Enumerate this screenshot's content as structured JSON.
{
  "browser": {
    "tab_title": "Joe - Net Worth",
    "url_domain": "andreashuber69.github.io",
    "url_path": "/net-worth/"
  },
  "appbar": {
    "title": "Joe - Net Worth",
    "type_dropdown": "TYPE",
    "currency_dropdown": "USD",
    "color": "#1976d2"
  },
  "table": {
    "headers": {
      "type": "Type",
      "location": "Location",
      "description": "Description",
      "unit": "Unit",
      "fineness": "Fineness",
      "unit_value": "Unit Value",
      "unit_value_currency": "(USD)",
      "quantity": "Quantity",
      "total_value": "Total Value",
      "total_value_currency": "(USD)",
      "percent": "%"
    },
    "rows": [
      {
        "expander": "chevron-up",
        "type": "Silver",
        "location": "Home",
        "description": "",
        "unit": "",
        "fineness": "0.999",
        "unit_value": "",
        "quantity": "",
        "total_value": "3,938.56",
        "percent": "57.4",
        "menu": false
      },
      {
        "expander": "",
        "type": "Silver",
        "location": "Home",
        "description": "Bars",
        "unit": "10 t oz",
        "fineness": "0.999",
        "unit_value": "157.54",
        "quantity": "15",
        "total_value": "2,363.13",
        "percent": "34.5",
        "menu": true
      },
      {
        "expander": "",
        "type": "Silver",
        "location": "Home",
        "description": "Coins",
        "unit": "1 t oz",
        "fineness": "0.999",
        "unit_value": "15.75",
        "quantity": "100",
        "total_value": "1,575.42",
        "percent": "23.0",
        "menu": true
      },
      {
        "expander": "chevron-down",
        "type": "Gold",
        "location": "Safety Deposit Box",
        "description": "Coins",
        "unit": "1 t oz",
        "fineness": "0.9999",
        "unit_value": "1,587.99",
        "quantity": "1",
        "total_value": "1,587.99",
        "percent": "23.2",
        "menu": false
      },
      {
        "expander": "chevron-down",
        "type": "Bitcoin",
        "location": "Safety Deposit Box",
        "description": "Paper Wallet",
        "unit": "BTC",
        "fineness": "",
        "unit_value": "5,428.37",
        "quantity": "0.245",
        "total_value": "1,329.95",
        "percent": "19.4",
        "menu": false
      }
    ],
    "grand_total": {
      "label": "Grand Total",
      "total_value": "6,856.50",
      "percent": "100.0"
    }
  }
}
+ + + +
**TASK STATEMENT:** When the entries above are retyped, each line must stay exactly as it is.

**RESULT FOR THIS TASK:**
Enumerate this screenshot's content as structured JSON.
{
  "browser": {
    "tab_title": "Joe - Net Worth",
    "url_domain": "andreashuber69.github.io",
    "url_path": "/net-worth/"
  },
  "appbar": {
    "title": "Joe - Net Worth",
    "type_dropdown": "TYPE",
    "currency_dropdown": "USD",
    "color": "#1976d2"
  },
  "table": {
    "headers": {
      "type": "Type",
      "location": "Location",
      "description": "Description",
      "unit": "Unit",
      "fineness": "Fineness",
      "unit_value": "Unit Value",
      "unit_value_currency": "(USD)",
      "quantity": "Quantity",
      "total_value": "Total Value",
      "total_value_currency": "(USD)",
      "percent": "%"
    },
    "rows": [
      {
        "expander": "chevron-up",
        "type": "Silver",
        "location": "Home",
        "description": "",
        "unit": "",
        "fineness": "0.999",
        "unit_value": "",
        "quantity": "",
        "total_value": "3,938.56",
        "percent": "57.4",
        "menu": false
      },
      {
        "expander": "",
        "type": "Silver",
        "location": "Home",
        "description": "Bars",
        "unit": "10 t oz",
        "fineness": "0.999",
        "unit_value": "157.54",
        "quantity": "15",
        "total_value": "2,363.13",
        "percent": "34.5",
        "menu": true
      },
      {
        "expander": "",
        "type": "Silver",
        "location": "Home",
        "description": "Coins",
        "unit": "1 t oz",
        "fineness": "0.999",
        "unit_value": "15.75",
        "quantity": "100",
        "total_value": "1,575.42",
        "percent": "23.0",
        "menu": true
      },
      {
        "expander": "chevron-down",
        "type": "Gold",
        "location": "Safety Deposit Box",
        "description": "Coins",
        "unit": "1 t oz",
        "fineness": "0.9999",
        "unit_value": "1,587.99",
        "quantity": "1",
        "total_value": "1,587.99",
        "percent": "23.2",
        "menu": false
      },
      {
        "expander": "chevron-down",
        "type": "Bitcoin",
        "location": "Safety Deposit Box",
        "description": "Paper Wallet",
        "unit": "BTC",
        "fineness": "",
        "unit_value": "5,428.37",
        "quantity": "0.245",
        "total_value": "1,329.95",
        "percent": "19.4",
        "menu": false
      }
    ],
    "grand_total": {
      "label": "Grand Total",
      "total_value": "6,856.50",
      "percent": "100.0"
    }
  }
}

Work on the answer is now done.